Fossil is able to generate RSS feeds trivially.

On the Fossil machine, you'll want to start the fossil server as usual:

$ fossil server --port=1234

On the Jenkins machine, you'll simply install the Xtrigger plugin and set it to trigger a build, by polling the following URL for changes:

   http://<FOSSILMACHINE>:1234/timeline.rss?y=ci&n=0

T…

Why Fossil-SCM is an excellent choice for introductory programming courses

Fossil SCM for introductory programming courses The use of source control management (or version control - take your pick) is an important skill for new programmers to adopt.  It is expected that all programmers use SCM in their daily jobs, in order to coordinate changes among team members.  Thus, getting beginners to adopt good habits early should be a goal.

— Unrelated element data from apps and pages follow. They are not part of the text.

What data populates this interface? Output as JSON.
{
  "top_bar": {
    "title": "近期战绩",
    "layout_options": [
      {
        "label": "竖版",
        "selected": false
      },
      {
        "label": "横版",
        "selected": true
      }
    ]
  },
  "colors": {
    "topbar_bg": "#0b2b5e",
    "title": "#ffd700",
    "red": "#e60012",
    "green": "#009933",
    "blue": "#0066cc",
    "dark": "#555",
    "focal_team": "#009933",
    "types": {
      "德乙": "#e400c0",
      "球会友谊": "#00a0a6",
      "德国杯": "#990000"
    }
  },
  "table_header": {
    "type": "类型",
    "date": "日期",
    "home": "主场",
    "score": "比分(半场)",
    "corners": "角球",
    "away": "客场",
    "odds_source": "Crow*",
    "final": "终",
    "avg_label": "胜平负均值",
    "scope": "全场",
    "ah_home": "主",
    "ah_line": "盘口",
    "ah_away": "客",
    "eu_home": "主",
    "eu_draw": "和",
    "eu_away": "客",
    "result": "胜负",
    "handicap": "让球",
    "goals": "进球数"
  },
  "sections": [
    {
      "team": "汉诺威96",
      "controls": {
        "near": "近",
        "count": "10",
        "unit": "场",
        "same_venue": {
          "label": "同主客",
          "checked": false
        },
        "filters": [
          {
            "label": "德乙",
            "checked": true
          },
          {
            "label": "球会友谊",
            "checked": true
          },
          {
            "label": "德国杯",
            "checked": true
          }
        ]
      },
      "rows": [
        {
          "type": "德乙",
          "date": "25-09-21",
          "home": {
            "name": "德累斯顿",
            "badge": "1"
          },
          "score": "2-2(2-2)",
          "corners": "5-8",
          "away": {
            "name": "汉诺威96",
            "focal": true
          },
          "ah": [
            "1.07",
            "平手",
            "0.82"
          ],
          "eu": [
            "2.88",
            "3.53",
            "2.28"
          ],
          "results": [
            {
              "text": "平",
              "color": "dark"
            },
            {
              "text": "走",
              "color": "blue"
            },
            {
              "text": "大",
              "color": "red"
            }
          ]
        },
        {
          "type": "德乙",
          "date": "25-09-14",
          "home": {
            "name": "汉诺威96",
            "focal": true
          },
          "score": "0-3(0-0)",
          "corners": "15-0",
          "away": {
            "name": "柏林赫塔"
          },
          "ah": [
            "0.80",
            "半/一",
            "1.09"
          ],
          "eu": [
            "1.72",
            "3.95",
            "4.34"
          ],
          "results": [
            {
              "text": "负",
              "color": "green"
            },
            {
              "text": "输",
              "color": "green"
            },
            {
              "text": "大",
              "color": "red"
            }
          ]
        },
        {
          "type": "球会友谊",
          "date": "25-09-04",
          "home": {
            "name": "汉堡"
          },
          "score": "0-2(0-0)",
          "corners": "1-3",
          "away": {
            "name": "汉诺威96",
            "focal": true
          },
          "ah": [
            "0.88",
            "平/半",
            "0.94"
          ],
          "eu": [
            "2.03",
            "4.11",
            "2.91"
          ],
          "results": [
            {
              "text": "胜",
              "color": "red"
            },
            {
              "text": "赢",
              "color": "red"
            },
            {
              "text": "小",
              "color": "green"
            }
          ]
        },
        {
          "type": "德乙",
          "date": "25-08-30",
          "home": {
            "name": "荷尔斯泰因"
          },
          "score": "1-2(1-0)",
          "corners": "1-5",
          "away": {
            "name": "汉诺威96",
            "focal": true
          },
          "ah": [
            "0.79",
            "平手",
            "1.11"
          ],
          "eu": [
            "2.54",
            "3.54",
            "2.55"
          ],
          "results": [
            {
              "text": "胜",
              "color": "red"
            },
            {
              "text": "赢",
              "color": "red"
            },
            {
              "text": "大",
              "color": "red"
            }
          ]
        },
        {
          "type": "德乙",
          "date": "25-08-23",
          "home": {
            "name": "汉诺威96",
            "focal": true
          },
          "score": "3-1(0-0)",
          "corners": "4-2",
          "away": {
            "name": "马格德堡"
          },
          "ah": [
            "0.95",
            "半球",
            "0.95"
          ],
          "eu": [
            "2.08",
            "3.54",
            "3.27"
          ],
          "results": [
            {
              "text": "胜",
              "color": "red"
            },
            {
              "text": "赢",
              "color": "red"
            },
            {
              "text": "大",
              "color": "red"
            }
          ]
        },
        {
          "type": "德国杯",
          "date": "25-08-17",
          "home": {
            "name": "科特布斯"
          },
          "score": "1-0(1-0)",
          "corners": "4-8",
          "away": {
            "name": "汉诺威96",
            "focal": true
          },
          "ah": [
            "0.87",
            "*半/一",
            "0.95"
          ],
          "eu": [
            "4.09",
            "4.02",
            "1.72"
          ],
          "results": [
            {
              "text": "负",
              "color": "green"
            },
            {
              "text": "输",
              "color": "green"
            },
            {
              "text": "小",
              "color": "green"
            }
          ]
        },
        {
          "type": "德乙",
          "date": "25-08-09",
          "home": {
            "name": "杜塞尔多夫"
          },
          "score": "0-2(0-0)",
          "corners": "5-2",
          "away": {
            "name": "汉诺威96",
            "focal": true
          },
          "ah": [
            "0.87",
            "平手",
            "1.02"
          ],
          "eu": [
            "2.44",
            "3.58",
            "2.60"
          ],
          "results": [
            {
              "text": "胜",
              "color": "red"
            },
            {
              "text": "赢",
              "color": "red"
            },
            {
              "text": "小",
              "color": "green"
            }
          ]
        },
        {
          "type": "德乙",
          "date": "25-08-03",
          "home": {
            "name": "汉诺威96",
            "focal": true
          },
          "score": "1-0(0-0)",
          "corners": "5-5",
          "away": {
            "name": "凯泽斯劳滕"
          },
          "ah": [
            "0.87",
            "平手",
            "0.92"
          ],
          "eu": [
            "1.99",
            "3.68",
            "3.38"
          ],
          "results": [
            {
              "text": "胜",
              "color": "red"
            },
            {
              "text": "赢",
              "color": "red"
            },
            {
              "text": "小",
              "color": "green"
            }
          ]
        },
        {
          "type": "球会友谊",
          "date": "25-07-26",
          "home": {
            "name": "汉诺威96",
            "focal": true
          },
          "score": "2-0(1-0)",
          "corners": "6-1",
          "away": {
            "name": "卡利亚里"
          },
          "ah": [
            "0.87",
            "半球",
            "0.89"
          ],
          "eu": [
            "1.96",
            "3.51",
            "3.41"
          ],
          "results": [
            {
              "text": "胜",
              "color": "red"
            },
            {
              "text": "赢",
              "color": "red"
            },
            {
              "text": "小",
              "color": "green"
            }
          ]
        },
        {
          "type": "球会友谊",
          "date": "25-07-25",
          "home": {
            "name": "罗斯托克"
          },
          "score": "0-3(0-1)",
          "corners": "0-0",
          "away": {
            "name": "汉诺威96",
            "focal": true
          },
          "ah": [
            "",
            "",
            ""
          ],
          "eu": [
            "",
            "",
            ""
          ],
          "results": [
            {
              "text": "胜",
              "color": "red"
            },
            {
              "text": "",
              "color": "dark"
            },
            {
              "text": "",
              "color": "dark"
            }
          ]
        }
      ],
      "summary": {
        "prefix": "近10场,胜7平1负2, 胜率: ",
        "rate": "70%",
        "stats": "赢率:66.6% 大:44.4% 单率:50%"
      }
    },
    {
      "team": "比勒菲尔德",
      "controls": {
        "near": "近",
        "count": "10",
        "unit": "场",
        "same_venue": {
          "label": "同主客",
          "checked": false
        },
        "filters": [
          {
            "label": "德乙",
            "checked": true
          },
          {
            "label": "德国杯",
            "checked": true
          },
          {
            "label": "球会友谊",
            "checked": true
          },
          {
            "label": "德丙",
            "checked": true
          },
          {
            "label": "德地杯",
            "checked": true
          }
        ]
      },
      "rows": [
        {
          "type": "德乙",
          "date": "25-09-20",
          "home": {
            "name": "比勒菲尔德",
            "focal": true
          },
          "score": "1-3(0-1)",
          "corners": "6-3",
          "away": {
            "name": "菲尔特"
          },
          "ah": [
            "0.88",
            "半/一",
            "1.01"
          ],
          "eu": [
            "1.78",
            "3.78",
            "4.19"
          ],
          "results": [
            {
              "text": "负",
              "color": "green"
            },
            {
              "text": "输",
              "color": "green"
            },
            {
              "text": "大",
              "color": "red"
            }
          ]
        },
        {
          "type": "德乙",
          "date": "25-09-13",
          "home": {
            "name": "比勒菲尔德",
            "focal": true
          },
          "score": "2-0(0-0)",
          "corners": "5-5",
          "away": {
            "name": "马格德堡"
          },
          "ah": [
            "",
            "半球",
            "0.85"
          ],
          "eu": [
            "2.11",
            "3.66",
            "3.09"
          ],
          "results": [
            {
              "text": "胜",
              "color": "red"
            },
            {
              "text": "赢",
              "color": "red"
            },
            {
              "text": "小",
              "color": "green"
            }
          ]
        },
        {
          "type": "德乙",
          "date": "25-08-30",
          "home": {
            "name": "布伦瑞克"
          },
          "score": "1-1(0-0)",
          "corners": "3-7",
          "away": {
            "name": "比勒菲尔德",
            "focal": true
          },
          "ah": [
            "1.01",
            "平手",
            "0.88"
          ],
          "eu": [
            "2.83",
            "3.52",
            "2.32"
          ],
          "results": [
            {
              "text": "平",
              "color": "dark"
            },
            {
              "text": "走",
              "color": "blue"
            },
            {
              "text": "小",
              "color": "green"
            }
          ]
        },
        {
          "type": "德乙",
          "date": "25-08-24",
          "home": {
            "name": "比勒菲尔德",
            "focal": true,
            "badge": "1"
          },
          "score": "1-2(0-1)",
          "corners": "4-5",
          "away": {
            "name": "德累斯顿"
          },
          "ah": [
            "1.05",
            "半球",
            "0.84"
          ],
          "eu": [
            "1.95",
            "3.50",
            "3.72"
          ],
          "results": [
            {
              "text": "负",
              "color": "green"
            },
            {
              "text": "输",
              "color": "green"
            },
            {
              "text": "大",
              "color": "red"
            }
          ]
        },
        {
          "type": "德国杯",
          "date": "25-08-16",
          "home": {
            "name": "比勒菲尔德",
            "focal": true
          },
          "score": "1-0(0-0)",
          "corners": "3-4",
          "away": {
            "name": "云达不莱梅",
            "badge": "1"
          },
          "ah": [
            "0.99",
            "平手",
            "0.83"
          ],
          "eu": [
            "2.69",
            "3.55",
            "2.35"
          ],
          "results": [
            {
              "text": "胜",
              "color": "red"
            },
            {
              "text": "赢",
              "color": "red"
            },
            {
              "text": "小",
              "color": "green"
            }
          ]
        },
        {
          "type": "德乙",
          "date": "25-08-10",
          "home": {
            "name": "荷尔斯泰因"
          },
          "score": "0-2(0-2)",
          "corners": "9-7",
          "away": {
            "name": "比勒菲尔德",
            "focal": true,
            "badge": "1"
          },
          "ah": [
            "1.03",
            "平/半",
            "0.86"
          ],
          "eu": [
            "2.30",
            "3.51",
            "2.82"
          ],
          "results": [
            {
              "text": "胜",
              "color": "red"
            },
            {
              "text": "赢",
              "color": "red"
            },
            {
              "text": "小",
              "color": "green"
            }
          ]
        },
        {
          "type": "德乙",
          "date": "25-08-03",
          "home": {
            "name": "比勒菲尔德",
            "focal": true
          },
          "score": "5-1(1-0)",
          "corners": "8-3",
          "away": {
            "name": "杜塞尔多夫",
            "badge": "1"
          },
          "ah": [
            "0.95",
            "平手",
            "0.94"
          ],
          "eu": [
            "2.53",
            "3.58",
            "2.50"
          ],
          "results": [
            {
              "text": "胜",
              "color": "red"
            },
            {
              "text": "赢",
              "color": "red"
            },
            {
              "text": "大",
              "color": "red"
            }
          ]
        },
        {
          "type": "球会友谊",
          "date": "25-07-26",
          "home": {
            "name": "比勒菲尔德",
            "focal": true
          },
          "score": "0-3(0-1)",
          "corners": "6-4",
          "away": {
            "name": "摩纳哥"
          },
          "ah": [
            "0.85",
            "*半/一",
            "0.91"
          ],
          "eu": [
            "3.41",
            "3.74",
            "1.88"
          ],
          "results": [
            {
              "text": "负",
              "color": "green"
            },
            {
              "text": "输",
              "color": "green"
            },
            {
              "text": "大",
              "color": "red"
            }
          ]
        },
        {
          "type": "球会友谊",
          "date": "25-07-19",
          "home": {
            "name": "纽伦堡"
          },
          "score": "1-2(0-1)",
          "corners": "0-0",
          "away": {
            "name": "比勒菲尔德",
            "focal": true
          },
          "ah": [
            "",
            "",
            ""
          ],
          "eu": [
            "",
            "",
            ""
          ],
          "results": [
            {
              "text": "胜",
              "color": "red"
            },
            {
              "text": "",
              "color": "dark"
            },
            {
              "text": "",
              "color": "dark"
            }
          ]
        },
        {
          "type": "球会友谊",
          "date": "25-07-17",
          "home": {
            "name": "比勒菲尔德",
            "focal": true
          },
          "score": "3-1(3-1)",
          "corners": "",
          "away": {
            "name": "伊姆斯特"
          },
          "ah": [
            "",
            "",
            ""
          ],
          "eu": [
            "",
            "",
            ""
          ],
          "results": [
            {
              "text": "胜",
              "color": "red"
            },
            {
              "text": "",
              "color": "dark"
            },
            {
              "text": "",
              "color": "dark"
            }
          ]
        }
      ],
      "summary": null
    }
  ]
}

While GIT (git-scm.com)  is certainly the dominant source control system of today, I believe instructors of introductory classes in programming should consider an alternative called Fossil (fossil-scm.org).

Fossil has several compelling advantages in education over GIT.  You will see that I value the practical aspects of Fossil even more than its technical capabilities.  After all, an instructor has a limited amount of time to have an impact and they don't want to waste time doing technical support on a tool that is too complex.  Helping one or two people is fine but helping 30 can be a real burden.

Simple installation and …

So you want to use Fossil DVCS as your SCM solution? Here are some first steps.

First steps when using Fossil SCM.

Download the executable from http://www.fossil-scm.org

Depending on your programming language and operating systems, you'll want to make sure you ignore certain kinds of file extensions.

You might want to create a configuration file and store it in fossil for use in other fossil setups.  The configuration file goes into the top level directory under a folder called ".fossil-settings".  The filename matches the configuration setting, thus it is called "ignore-glob".

For unix/linux, I would ignore the following file extensions (you can put one per line or separate them with commas. I'll use the per line convention here.)

*.o
*.a
a.out
*~
*.pipe
*.tar

For Windows, I would ignore these:

*.obj
*.exe
*.lib
*.tmp
*.$$$


Next, you'll want to decide on binary file for the purpose of merging. These go in the .fossil-settings/binary-glob file:

*.jpeg
*.jpg
*.gif
*.bmp
*.mpeg
*.mpg
*.avi
*.flv
*.ico

Typing fossil settings binary-…